Lawyers Who Went South oral history collection: “The interviews document the experiences of lawyers who participated in the civil rights movement of the 1960s, with a particular focus on the Lawyers Constitutional Defense Committee. Narrators address civil rights, civil liberties, activism, and the theoretical and practical aspects of pursuing social change in the legal system.” Thomas Hilbink’s interviews in this collection were used as research for a new book by a CU alum, Matthew vanMeter (’16)’s Deep Delta Justice.

Lenox Hill Hospital: “The collection documents this history of the history of the Lenox Hill Hospital on the Upper East Side of New York City.”

Ethnic Groups and American Foreign Policy Project: “This collection of interviews was conducted by Dr. Judith Goldstein to document the impact of American ethnic groups on the formulation of American foreign policy and their interaction with Congress in the Nixon, Ford, and Carter administrations.”

Henry Knox Sherrill project: “A group of interviews with friends, family and colleagues of Bishop Henry Knox Sherrill, centering on his term as Presiding Bishop of the Episcopal Church in the United States, 1947-1958.”

Catholic Peace Movement oral history collection

LaGuardia oral history collection: Small compilation of interview excerpts on New York City in the 1930s-1940s.

Highlight of the Month

Frances Perkins at work for the Factory Investigation Commission, circa 1911.
Frances Perkins Papers, Rare Book and Manuscript Library, Columbia University

Frances Perkins papers, 1895-1965

“Correspondence, manuscripts, notes, drafts of speeches, appointment books, subject files, documents, photographs, memorabilia and printed materials.”

Frances Perkins was one of the most influential American women of the mid-20th century.  She was the first woman to serve as a cabinet secretary, and remains the longest-tenured labor secretary.

Newly available and discoverable digitized AV content

Bella Abzug digitized audio-visual material

Lots of great 1970s NYC political content, with much more on the way.


Newly created or updated finding aids

Toni Strassman papers, 1937-1984

“Correspondence, memoranda, contracts, royalty statements, manuscripts, diaries, daybooks, photographs, and printed material of Strassman. The correspondence is with authors and book and magazine publishers, covering nearly forty years of Miss Strassman’s career as a literary agent. Of particular interest are the files concerning the works of William Goyen, Harry Mark Petrakis, and Friderike Zweig, the first wife of Stefan Zweig.”

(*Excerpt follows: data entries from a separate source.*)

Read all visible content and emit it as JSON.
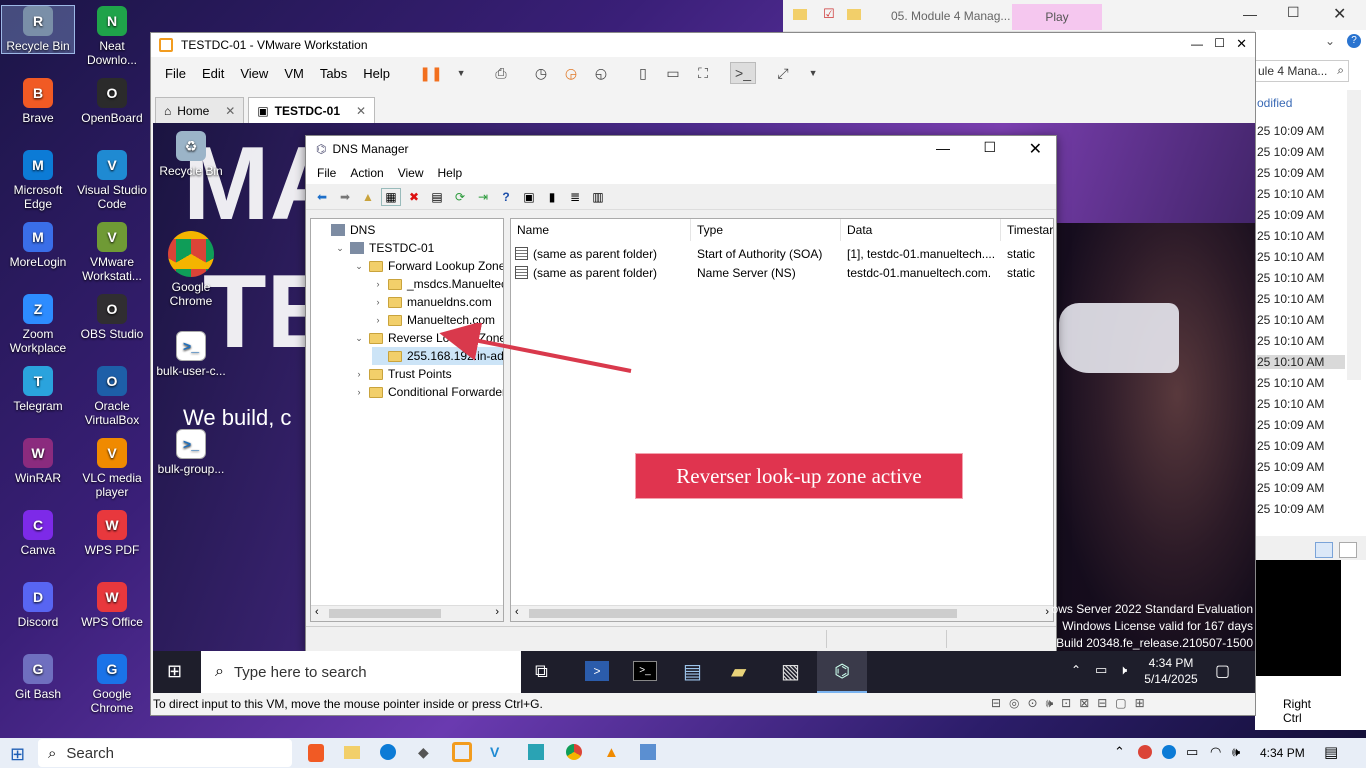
{
  "host_desktop": {
    "icons": [
      {
        "label": "Recycle Bin",
        "name": "recycle-bin",
        "color": "#7a8fa8"
      },
      {
        "label": "Neat Downlo...",
        "name": "neat-download",
        "color": "#1fa34a"
      },
      {
        "label": "Brave",
        "name": "brave",
        "color": "#f15a24"
      },
      {
        "label": "OpenBoard",
        "name": "openboard",
        "color": "#2b2b2b"
      },
      {
        "label": "Microsoft Edge",
        "name": "edge",
        "color": "#0c7bd6"
      },
      {
        "label": "Visual Studio Code",
        "name": "vscode",
        "color": "#1f8ad2"
      },
      {
        "label": "MoreLogin",
        "name": "morelogin",
        "color": "#3a6ee8"
      },
      {
        "label": "VMware Workstati...",
        "name": "vmware",
        "color": "#6f9a35"
      },
      {
        "label": "Zoom Workplace",
        "name": "zoom",
        "color": "#2d8cff"
      },
      {
        "label": "OBS Studio",
        "name": "obs",
        "color": "#302e31"
      },
      {
        "label": "Telegram",
        "name": "telegram",
        "color": "#2aa3dd"
      },
      {
        "label": "Oracle VirtualBox",
        "name": "virtualbox",
        "color": "#1d5fa8"
      },
      {
        "label": "WinRAR",
        "name": "winrar",
        "color": "#8b2b7e"
      },
      {
        "label": "VLC media player",
        "name": "vlc",
        "color": "#f08a00"
      },
      {
        "label": "Canva",
        "name": "canva",
        "color": "#7d2ae8"
      },
      {
        "label": "WPS PDF",
        "name": "wps-pdf",
        "color": "#e8383d"
      },
      {
        "label": "Discord",
        "name": "discord",
        "color": "#5865f2"
      },
      {
        "label": "WPS Office",
        "name": "wps-office",
        "color": "#e8383d"
      },
      {
        "label": "Git Bash",
        "name": "git-bash",
        "color": "#6f6fbf"
      },
      {
        "label": "Google Chrome",
        "name": "chrome",
        "color": "#1a73e8"
      }
    ]
  },
  "explorer_frag": {
    "tab_title": "05. Module 4 Manag...",
    "play_label": "Play",
    "search_text": "ule 4 Mana...",
    "modified_label": "odified",
    "times": [
      "25 10:09 AM",
      "25 10:09 AM",
      "25 10:09 AM",
      "25 10:10 AM",
      "25 10:09 AM",
      "25 10:10 AM",
      "25 10:10 AM",
      "25 10:10 AM",
      "25 10:10 AM",
      "25 10:10 AM",
      "25 10:10 AM",
      "25 10:10 AM",
      "25 10:10 AM",
      "25 10:10 AM",
      "25 10:09 AM",
      "25 10:09 AM",
      "25 10:09 AM",
      "25 10:09 AM",
      "25 10:09 AM"
    ]
  },
  "vmware": {
    "title": "TESTDC-01 - VMware Workstation",
    "menu": [
      "File",
      "Edit",
      "View",
      "VM",
      "Tabs",
      "Help"
    ],
    "tabs": [
      {
        "label": "Home"
      },
      {
        "label": "TESTDC-01"
      }
    ],
    "status_text": "To direct input to this VM, move the mouse pointer inside or press Ctrl+G.",
    "right_ctrl": "Right Ctrl"
  },
  "guest": {
    "desktop_icons": [
      {
        "label": "Recycle Bin"
      },
      {
        "label": "Google Chrome"
      },
      {
        "label": "bulk-user-c..."
      },
      {
        "label": "bulk-group..."
      }
    ],
    "wallpaper_text": {
      "big1": "MA",
      "big2": "TE",
      "tagline": "We build, c"
    },
    "watermark": [
      "ows Server 2022 Standard Evaluation",
      "Windows License valid for 167 days",
      "Build 20348.fe_release.210507-1500"
    ],
    "taskbar": {
      "search_placeholder": "Type here to search",
      "time": "4:34 PM",
      "date": "5/14/2025"
    }
  },
  "dns": {
    "title": "DNS Manager",
    "menu": [
      "File",
      "Action",
      "View",
      "Help"
    ],
    "tree": [
      {
        "label": "DNS",
        "level": 0,
        "expander": ""
      },
      {
        "label": "TESTDC-01",
        "level": 1,
        "expander": "v"
      },
      {
        "label": "Forward Lookup Zones",
        "level": 2,
        "expander": "v"
      },
      {
        "label": "_msdcs.Manueltech.c",
        "level": 3,
        "expander": ">"
      },
      {
        "label": "manueldns.com",
        "level": 3,
        "expander": ">"
      },
      {
        "label": "Manueltech.com",
        "level": 3,
        "expander": ">"
      },
      {
        "label": "Reverse Lookup Zones",
        "level": 2,
        "expander": "v"
      },
      {
        "label": "255.168.192.in-addr.a",
        "level": 3,
        "expander": ""
      },
      {
        "label": "Trust Points",
        "level": 2,
        "expander": ">"
      },
      {
        "label": "Conditional Forwarders",
        "level": 2,
        "expander": ">"
      }
    ],
    "columns": [
      "Name",
      "Type",
      "Data",
      "Timestar"
    ],
    "rows": [
      {
        "name": "(same as parent folder)",
        "type": "Start of Authority (SOA)",
        "data": "[1], testdc-01.manueltech....",
        "ts": "static"
      },
      {
        "name": "(same as parent folder)",
        "type": "Name Server (NS)",
        "data": "testdc-01.manueltech.com.",
        "ts": "static"
      }
    ]
  },
  "callout": {
    "text": "Reverser look-up zone active",
    "color": "#e0344f"
  },
  "host_taskbar": {
    "search_label": "Search",
    "time": "4:34 PM"
  }
}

Rose Nadler Franzblau papers, 1930-1978

“Papers containing correspondence, manuscripts, notes, radio scripts, letters asking Franzblau’s advice, clippings, memoranda, announcements, photographs, tape recordings, records, books, pamphlets, and memorabilia. She kept the vast number of letters asking her advice and the typescripts of her replies. Among the cataloged correspondents are Ann Landers, Jo Mielziner, Dorothy Schiff, and Abigail Van Buren.”

Jessica Dragonette papers, 1936-1972

“Concert and radio singer. Photographs, clippings, and programs, as well as inscribed copies of her books, Faith Is a Song and Your Voice and You. Portions of the typescript and autograph manuscripts of the latter book are also included. ”

Catherine S. Crary papers, 1724-1826

“Letters, manuscripts, and documents collected by Crary primarily for use in the writing of her book on American Tories, The Price of Loyalty (1973). ”

John H. Mundy collection of correspondence on Bibliothèque de Toulouse’s Ms 609, 1933-1952

“A collection of about 130 letters and 12 documents concerning the Toulouse Bibliotheq́ue Municipale Ms. 609 – Collection Doat register, 1245-1246. Included are letters from Merriam Sherwood Mantz to Prof. Austin P. Evans with carbons of his replies on her European research from 1933-1952 for his upcoming book on inquisitional registers, and some correspondence concerning the funding of this project by Columbia University.”

Joseph Boromé papers, 1939-1981

“Joseph Alfred Boromé was a historian who compiled and edited the correspondence of diverse figures, from librarian and scholar Justin Winsor and Reconstruction Senator Hiram Revels to English abolitionist John Candler and Haitian historical figure Toussaint Louverture. ”

Juan J. Linz papers, 1936-2010, bulk 1950-1989

“The Juan J. Linz papers contain correspondence, personal documents, awards, photographs, notes, writings, speeches, lectures and courses notes, research files, press coverage and interviews, and printed material, dating from 1920s to 2010. The materials also include one box of materials on Columbia Student Unrest in 1968. The collection provide an insight on Juan J. Linz’s family and childhood as well as his education and his work as a political scientist and a professor.”

Calvin Sutliff Hathaway papers, 1941-1954

“Hathaway served in the Monuments, Fine Arts and Archives Service of the U.S. Army Civil Affairs/Military Government Section in the European Theater of Operations from Sept. 1943 to May 1946. Later, as head of the Cooper Union Museum, he was active in the campaign to return to Germany over 200 art works taken from Berlin museums.”

John Latouche papers, 1930-1960

“John Treville Latouche, American lyricist, died when only 38 years old, leaving behind a legacy of beautiful and stirring lyrics. His collaborators included Duke Ellington, Vernon Duke, Earl Robinson, Leonard Bernstein, Jerome Moross, Douglas Moore, and many more musicians of note.”

Charles Wilson Mixer papers, 1936-1971

“Assistant Director, Columbia University Libraries.”

John Alden Jamieson papers, 1940-1952

“Officer in the Library Section of the War Department Special Services Division. Jamieson’s study was sponsored by the American Library Association under a grant from The Carnegie Corporation.”

George William Hill papers, 1900

“Manuscripts of articles and essays, published and unpublished by Hill. The manuscripts relate to topics in celestial mechanics and astronomy. Also, a manuscript of his Canadian trip: Account of a trip from Lake Superior to James Bay, 1880.”

William Brown Meloney – Mitchel and Purroy papers, 1830-1942

“Correspondence, manuscripts, documents, photographs, memorabilia and printed materials of John Mitchel, John Purroy Mitchel, and other members of the Mitchel and Purroy families. The collection concerns Irish nationalism, family matters, Purroy family business interests in Central America, the John Purroy Mitchel Memorial and William Brown Meloney’s files relating to his research and writing of “The Story of John Purroy Mitchel” along with the manuscript and typescript drafts for this unpublished biography.”

George Macy papers, 1916-1970

“Letters, documents, and printed materials documenting Macy’s publishing career, including that relating to the Nonesuch Press, dating from 1941 to 1960.”

Mott family papers, 1840-1954

Albert Ulmann papers, 1888-1964

“Author, stockbroker. Ulmann wrote works of light fiction and histories of New York City.”

John Masefield papers, 1912-1972

“Correspondence, manuscripts, art works, and printed materials by and about the English Poet Laureate John Masefield.”